**Aim of the task**
Here is a block of records. Copy every line in it that includes "Decision".

Items from an interface collection:
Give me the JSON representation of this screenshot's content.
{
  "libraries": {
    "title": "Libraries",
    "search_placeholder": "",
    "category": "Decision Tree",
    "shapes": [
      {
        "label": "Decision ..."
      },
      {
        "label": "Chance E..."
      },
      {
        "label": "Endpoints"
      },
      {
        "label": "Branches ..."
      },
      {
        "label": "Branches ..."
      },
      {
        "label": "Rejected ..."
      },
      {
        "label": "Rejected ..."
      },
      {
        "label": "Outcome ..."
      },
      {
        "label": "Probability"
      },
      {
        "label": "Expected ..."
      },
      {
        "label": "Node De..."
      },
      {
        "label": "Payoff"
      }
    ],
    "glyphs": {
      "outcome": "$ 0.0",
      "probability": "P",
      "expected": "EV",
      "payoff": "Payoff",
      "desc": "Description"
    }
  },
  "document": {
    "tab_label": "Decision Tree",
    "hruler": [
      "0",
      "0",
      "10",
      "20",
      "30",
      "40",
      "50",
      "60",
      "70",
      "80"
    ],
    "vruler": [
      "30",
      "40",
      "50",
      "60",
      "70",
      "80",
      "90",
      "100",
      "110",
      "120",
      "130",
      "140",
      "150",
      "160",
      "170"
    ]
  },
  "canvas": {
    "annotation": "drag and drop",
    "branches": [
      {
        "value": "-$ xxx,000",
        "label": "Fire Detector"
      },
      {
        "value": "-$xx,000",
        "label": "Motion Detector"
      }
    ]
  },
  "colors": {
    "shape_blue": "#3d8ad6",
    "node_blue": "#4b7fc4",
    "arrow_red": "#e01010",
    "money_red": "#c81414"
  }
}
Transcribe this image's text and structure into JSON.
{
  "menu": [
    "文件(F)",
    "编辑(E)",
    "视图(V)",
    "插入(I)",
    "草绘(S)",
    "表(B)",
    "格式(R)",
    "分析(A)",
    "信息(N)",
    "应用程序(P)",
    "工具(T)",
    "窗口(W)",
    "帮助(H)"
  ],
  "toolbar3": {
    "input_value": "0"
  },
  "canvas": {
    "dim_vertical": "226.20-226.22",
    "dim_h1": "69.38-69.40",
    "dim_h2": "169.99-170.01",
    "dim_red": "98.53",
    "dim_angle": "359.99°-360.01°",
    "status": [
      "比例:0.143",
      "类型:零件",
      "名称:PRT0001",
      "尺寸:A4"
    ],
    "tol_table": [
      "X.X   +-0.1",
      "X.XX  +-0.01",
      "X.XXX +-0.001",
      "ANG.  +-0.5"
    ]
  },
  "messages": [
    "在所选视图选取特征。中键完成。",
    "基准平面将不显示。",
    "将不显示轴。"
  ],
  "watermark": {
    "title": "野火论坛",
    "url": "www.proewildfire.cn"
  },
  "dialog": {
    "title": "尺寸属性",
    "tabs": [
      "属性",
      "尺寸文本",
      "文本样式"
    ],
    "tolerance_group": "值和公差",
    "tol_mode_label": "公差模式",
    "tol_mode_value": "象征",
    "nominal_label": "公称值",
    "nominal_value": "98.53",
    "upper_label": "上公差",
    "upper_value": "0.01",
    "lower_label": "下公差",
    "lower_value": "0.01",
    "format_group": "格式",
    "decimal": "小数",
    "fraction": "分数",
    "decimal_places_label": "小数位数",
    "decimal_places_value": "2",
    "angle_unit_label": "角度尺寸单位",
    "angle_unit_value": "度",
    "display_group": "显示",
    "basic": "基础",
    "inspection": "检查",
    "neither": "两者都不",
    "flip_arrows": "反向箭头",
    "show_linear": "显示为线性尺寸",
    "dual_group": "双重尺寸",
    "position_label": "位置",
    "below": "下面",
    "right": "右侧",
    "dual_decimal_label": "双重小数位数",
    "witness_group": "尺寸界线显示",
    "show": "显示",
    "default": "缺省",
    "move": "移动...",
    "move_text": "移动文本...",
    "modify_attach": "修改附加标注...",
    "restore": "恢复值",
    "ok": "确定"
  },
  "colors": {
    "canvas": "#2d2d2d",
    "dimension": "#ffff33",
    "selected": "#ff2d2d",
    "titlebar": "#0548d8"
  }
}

**Exercise result**
    "category": "Decision Tree",
        "label": "Decision ..."
    "tab_label": "Decision Tree",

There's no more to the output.